Could you please repeat all of the entries exactly as written?

> Task material
Content starts

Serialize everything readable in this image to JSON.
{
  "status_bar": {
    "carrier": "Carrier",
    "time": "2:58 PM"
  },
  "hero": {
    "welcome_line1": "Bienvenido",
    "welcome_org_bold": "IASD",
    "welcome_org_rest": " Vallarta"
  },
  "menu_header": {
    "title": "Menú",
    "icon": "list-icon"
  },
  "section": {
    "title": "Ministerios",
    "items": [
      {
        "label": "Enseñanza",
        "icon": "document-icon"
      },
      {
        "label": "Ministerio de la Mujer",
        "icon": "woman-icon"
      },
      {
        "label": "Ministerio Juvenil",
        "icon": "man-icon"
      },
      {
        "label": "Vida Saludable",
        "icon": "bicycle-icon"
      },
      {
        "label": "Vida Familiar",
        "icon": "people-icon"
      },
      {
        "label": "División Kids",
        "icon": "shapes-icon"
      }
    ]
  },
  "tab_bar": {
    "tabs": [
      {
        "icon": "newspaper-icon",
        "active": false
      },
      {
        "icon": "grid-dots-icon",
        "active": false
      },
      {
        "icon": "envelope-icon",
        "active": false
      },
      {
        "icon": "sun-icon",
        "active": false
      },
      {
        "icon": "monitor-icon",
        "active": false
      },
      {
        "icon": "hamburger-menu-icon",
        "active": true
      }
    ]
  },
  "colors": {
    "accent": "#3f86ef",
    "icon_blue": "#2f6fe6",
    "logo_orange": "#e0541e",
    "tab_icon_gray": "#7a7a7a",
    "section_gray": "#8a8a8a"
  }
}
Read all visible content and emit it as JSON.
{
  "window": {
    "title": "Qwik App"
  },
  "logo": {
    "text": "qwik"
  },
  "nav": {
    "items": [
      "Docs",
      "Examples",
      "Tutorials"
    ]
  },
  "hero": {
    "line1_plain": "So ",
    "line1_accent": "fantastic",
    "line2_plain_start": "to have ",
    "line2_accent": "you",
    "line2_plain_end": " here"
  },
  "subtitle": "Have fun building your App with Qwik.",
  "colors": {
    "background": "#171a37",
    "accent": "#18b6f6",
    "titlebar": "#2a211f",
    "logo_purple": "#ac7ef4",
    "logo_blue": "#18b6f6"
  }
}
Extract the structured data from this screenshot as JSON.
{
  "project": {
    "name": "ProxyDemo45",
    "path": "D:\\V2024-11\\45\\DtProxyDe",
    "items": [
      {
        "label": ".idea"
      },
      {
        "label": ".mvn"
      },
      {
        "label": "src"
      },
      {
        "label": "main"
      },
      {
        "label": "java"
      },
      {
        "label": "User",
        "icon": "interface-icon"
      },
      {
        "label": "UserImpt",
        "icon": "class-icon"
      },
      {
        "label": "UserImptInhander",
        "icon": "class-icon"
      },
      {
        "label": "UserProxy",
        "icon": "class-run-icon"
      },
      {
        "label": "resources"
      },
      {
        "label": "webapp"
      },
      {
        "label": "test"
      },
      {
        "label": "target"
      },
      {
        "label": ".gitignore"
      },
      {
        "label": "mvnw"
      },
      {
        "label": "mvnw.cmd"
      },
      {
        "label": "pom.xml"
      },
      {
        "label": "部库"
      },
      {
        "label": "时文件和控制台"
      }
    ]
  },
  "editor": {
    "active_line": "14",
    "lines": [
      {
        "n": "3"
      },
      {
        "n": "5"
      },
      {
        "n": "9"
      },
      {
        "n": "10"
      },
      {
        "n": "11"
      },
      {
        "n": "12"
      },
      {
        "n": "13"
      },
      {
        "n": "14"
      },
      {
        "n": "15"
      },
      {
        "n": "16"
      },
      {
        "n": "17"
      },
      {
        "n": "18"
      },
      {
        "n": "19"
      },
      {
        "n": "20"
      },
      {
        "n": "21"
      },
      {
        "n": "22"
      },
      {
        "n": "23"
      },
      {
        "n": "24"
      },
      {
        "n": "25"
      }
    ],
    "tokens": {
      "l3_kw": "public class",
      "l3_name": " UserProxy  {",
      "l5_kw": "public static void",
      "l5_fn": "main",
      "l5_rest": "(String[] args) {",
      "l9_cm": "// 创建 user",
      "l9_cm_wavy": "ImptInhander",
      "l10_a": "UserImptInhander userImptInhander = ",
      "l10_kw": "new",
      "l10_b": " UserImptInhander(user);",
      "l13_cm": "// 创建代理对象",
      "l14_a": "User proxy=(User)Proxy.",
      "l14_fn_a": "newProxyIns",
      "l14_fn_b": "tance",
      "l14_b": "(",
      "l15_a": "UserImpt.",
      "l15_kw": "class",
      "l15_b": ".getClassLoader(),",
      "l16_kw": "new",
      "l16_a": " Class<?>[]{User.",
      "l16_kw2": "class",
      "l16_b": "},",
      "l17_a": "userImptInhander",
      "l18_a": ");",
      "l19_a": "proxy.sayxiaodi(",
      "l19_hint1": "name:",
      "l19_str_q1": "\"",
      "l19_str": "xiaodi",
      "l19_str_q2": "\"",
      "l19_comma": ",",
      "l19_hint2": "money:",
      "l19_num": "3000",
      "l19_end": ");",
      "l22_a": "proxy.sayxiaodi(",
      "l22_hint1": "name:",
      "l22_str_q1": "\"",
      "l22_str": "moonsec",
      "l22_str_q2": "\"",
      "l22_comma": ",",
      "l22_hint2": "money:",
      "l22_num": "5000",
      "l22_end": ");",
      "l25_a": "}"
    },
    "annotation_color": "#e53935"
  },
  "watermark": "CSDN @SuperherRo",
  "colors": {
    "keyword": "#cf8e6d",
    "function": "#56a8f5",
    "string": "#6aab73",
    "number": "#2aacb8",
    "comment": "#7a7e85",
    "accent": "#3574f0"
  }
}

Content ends

> Answer box
Serialize everything readable in this image to JSON.
{
  "status_bar": {
    "carrier": "Carrier",
    "time": "2:58 PM"
  },
  "hero": {
    "welcome_line1": "Bienvenido",
    "welcome_org_bold": "IASD",
    "welcome_org_rest": " Vallarta"
  },
  "menu_header": {
    "title": "Menú",
    "icon": "list-icon"
  },
  "section": {
    "title": "Ministerios",
    "items": [
      {
        "label": "Enseñanza",
        "icon": "document-icon"
      },
      {
        "label": "Ministerio de la Mujer",
        "icon": "woman-icon"
      },
      {
        "label": "Ministerio Juvenil",
        "icon": "man-icon"
      },
      {
        "label": "Vida Saludable",
        "icon": "bicycle-icon"
      },
      {
        "label": "Vida Familiar",
        "icon": "people-icon"
      },
      {
        "label": "División Kids",
        "icon": "shapes-icon"
      }
    ]
  },
  "tab_bar": {
    "tabs": [
      {
        "icon": "newspaper-icon",
        "active": false
      },
      {
        "icon": "grid-dots-icon",
        "active": false
      },
      {
        "icon": "envelope-icon",
        "active": false
      },
      {
        "icon": "sun-icon",
        "active": false
      },
      {
        "icon": "monitor-icon",
        "active": false
      },
      {
        "icon": "hamburger-menu-icon",
        "active": true
      }
    ]
  },
  "colors": {
    "accent": "#3f86ef",
    "icon_blue": "#2f6fe6",
    "logo_orange": "#e0541e",
    "tab_icon_gray": "#7a7a7a",
    "section_gray": "#8a8a8a"
  }
}
Read all visible content and emit it as JSON.
{
  "window": {
    "title": "Qwik App"
  },
  "logo": {
    "text": "qwik"
  },
  "nav": {
    "items": [
      "Docs",
      "Examples",
      "Tutorials"
    ]
  },
  "hero": {
    "line1_plain": "So ",
    "line1_accent": "fantastic",
    "line2_plain_start": "to have ",
    "line2_accent": "you",
    "line2_plain_end": " here"
  },
  "subtitle": "Have fun building your App with Qwik.",
  "colors": {
    "background": "#171a37",
    "accent": "#18b6f6",
    "titlebar": "#2a211f",
    "logo_purple": "#ac7ef4",
    "logo_blue": "#18b6f6"
  }
}
Extract the structured data from this screenshot as JSON.
{
  "project": {
    "name": "ProxyDemo45",
    "path": "D:\\V2024-11\\45\\DtProxyDe",
    "items": [
      {
        "label": ".idea"
      },
      {
        "label": ".mvn"
      },
      {
        "label": "src"
      },
      {
        "label": "main"
      },
      {
        "label": "java"
      },
      {
        "label": "User",
        "icon": "interface-icon"
      },
      {
        "label": "UserImpt",
        "icon": "class-icon"
      },
      {
        "label": "UserImptInhander",
        "icon": "class-icon"
      },
      {
        "label": "UserProxy",
        "icon": "class-run-icon"
      },
      {
        "label": "resources"
      },
      {
        "label": "webapp"
      },
      {
        "label": "test"
      },
      {
        "label": "target"
      },
      {
        "label": ".gitignore"
      },
      {
        "label": "mvnw"
      },
      {
        "label": "mvnw.cmd"
      },
      {
        "label": "pom.xml"
      },
      {
        "label": "部库"
      },
      {
        "label": "时文件和控制台"
      }
    ]
  },
  "editor": {
    "active_line": "14",
    "lines": [
      {
        "n": "3"
      },
      {
        "n": "5"
      },
      {
        "n": "9"
      },
      {
        "n": "10"
      },
      {
        "n": "11"
      },
      {
        "n": "12"
      },
      {
        "n": "13"
      },
      {
        "n": "14"
      },
      {
        "n": "15"
      },
      {
        "n": "16"
      },
      {
        "n": "17"
      },
      {
        "n": "18"
      },
      {
        "n": "19"
      },
      {
        "n": "20"
      },
      {
        "n": "21"
      },
      {
        "n": "22"
      },
      {
        "n": "23"
      },
      {
        "n": "24"
      },
      {
        "n": "25"
      }
    ],
    "tokens": {
      "l3_kw": "public class",
      "l3_name": " UserProxy  {",
      "l5_kw": "public static void",
      "l5_fn": "main",
      "l5_rest": "(String[] args) {",
      "l9_cm": "// 创建 user",
      "l9_cm_wavy": "ImptInhander",
      "l10_a": "UserImptInhander userImptInhander = ",
      "l10_kw": "new",
      "l10_b": " UserImptInhander(user);",
      "l13_cm": "// 创建代理对象",
      "l14_a": "User proxy=(User)Proxy.",
      "l14_fn_a": "newProxyIns",
      "l14_fn_b": "tance",
      "l14_b": "(",
      "l15_a": "UserImpt.",
      "l15_kw": "class",
      "l15_b": ".getClassLoader(),",
      "l16_kw": "new",
      "l16_a": " Class<?>[]{User.",
      "l16_kw2": "class",
      "l16_b": "},",
      "l17_a": "userImptInhander",
      "l18_a": ");",
      "l19_a": "proxy.sayxiaodi(",
      "l19_hint1": "name:",
      "l19_str_q1": "\"",
      "l19_str": "xiaodi",
      "l19_str_q2": "\"",
      "l19_comma": ",",
      "l19_hint2": "money:",
      "l19_num": "3000",
      "l19_end": ");",
      "l22_a": "proxy.sayxiaodi(",
      "l22_hint1": "name:",
      "l22_str_q1": "\"",
      "l22_str": "moonsec",
      "l22_str_q2": "\"",
      "l22_comma": ",",
      "l22_hint2": "money:",
      "l22_num": "5000",
      "l22_end": ");",
      "l25_a": "}"
    },
    "annotation_color": "#e53935"
  },
  "watermark": "CSDN @SuperherRo",
  "colors": {
    "keyword": "#cf8e6d",
    "function": "#56a8f5",
    "string": "#6aab73",
    "number": "#2aacb8",
    "comment": "#7a7e85",
    "accent": "#3574f0"
  }
}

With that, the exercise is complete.